• Representation of the states of an FSA

• The states:

• represent what has been parsed in the recent past

• control how the FSA will respond to the next token in input

• The goal is to find and reduce handles. To keep track of how far we have gotten through the growth of the handle, we use items

Joey Paquet, 2000, 2002, 2012, 2014

• An item is a production with a place marker inserted somewhere in its right-hand-side, indicating the current parsing state in the production, e.g. EE+T has 4 items:

• Symbols to the left of the dot are already on the stack, those to the right are expected to be coming in input

[E E+T]

[E E+T]

[E E+T]

[E E+T]

Joey Paquet, 2000, 2002, 2012, 2014

• Initial item: an item beginning with a dot

• Completed item: an item ending with a dot. These are candidates for reduction. When we have a completed item, a handle has been recognized. We can then reduce this handle to its corresponding left hand side non-terminal.

• All items correspond to a state transition in the FSA

• Starting from state 0 (starting symbol), we find all possible state transitions using items

Joey Paquet, 2000, 2002, 2012, 2014

State 0 : V[] : [SE] state 1 : V[E]

closure(SE) : [EE+T] state 1

[ET] state 2 : V[T]

[TT*F] state 2

[TF] state 3 : V[F]

[F(E)] state 4 : V[(]

[Fid] state 5 : V[id]

State 1 : V[E] : [SE] accept

[EE+T] state 6 : V[E+]

State 2 : V[T] : [E T] handle

[TT*F] state 7 : V[T*]

State 3 : V[F] : [TF] handle

Joey Paquet, 2000, 2002, 2012, 2014

State 4 : V[(] : [F(E)] state 8 : V[(E]

closure(F(E)) : [EE+T] state 8

[ET] state 2

[TT*F] state 2

[TF] state 3

[F(E)] state 4

[Fid] state 5

State 5 : V[id] : [Fid] handle

State 6 : V[E+] : [E E+T] state 9 : V[E+T]

closure(E E+T) : [TT*F] state 9

[TF] state 3

[F(E)] state 4

[Fid] state 5

Joey Paquet, 2000, 2002, 2012, 2014

State 7 : V[T*] : [FT*F] state 10 : V[T*F]

closure(FT*F) : [F(E)] state 4

[Fid] state 5

State 8 : V[(E] : [F(E)] state 11 : V[(E)]

[E E+T] state 6

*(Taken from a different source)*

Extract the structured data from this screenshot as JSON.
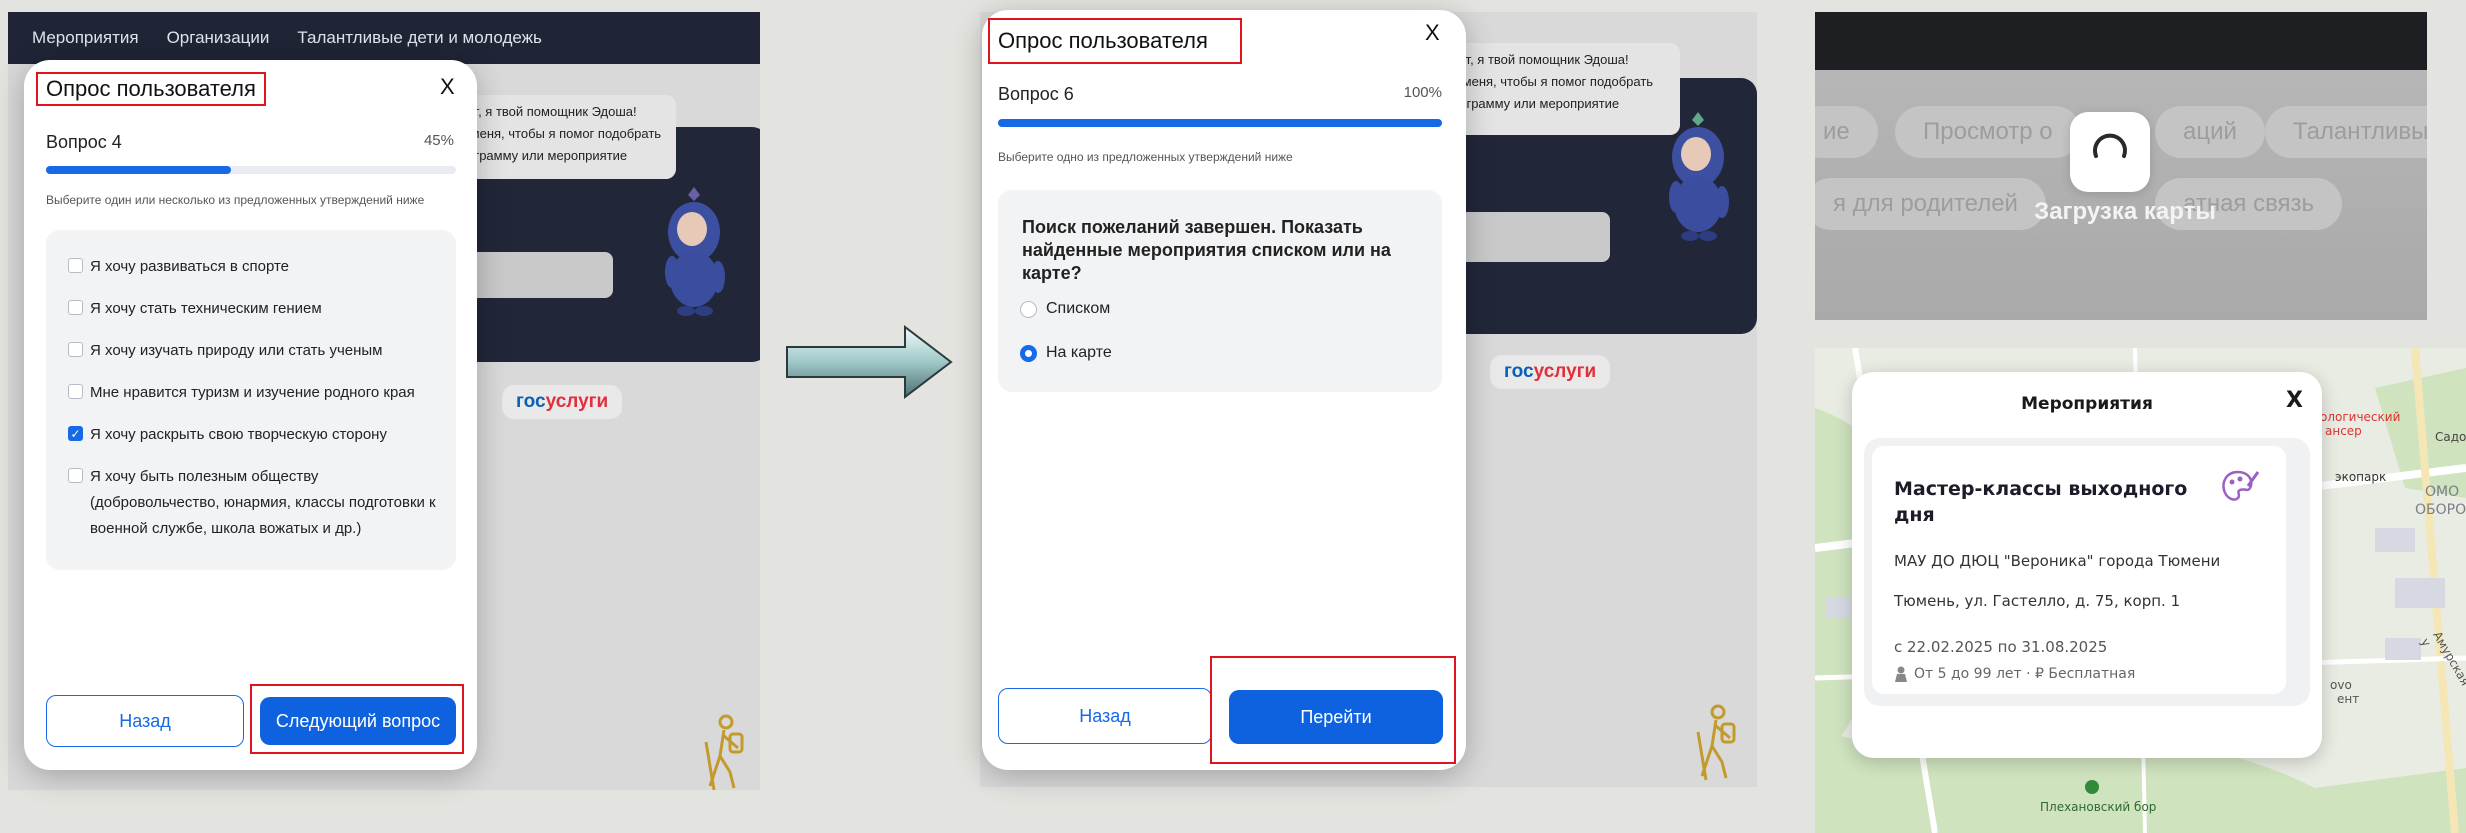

State 9 : V[E+T] : [E E+T] handle

[TT*F] state 7

State 10 : V[T*F] : [FT*F] handle

State 11 : V[(E)] : [F (E)] handle

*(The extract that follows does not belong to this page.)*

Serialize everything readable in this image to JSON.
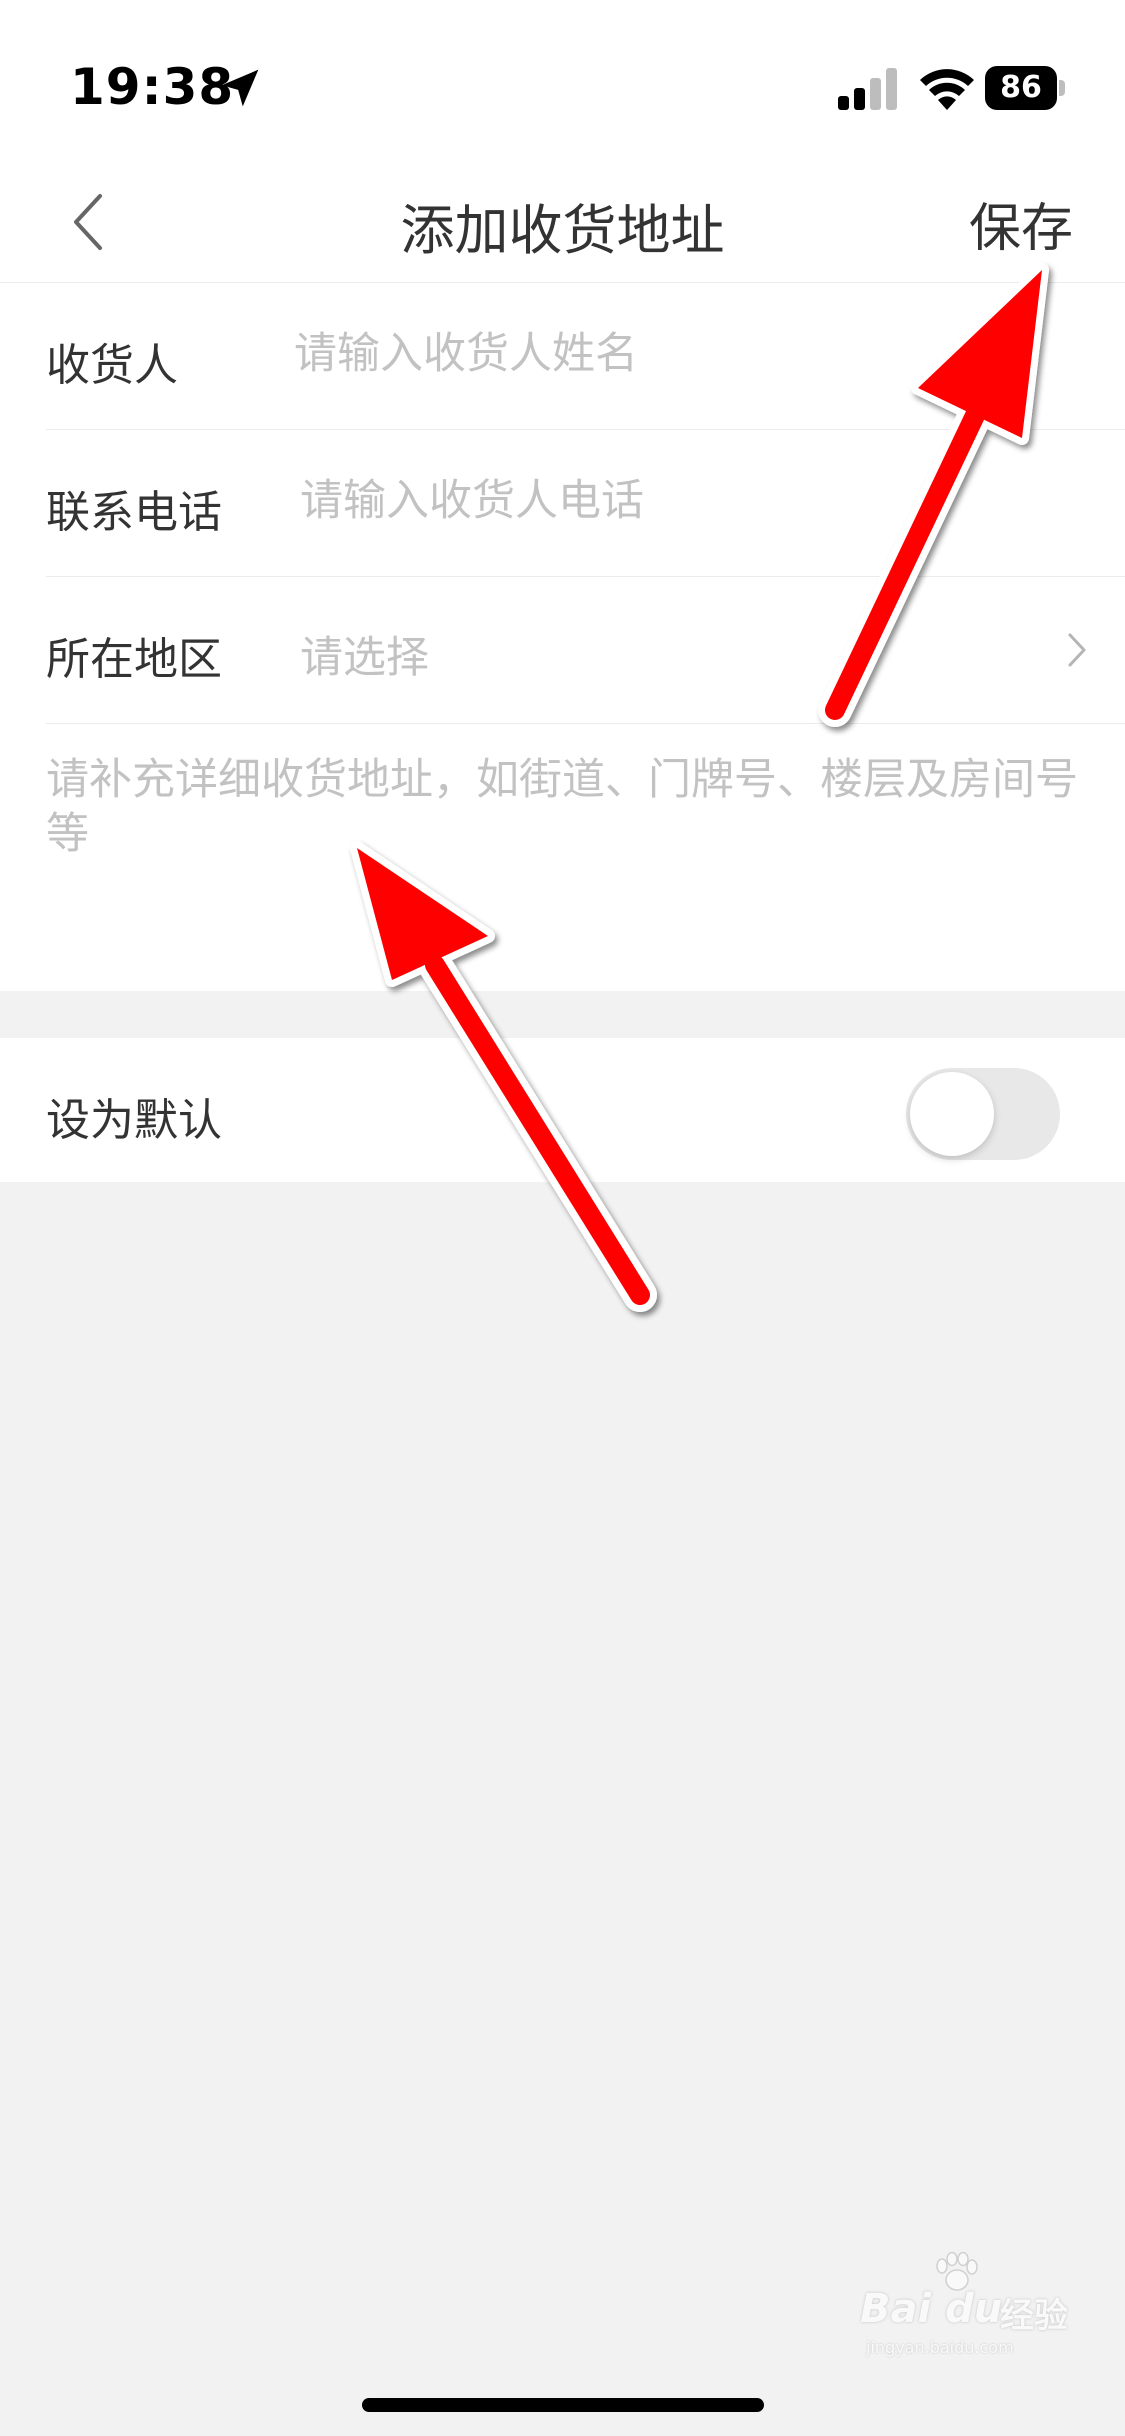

Joey Paquet, 2000, 2002, 2012, 2014

(1) goto table

for each state

for each transition A ... that ( is not a completed item AND

has a non-terminal symbol after the dot )

put state(V[]) in column 

(2) action table : shift actions

for each state

for each transition A ... that ( is not a completed item AND

has a terminal symbol after the dot )

put a shift action state(V[]) in column 

(3) action table : reduce actions

for each state

for each transition that ( is a completed item A )

for all elements f of FOLLOW(A)

put a reduce n action in column f where n is the production number

(4) action table : accept action

find the completed start symbol item S  and its corresponding state s

put an accept action in TT[s,\$]

Joey Paquet, 2000, 2002, 2012, 2014

Joey Paquet, 2000, 2002, 2012, 2014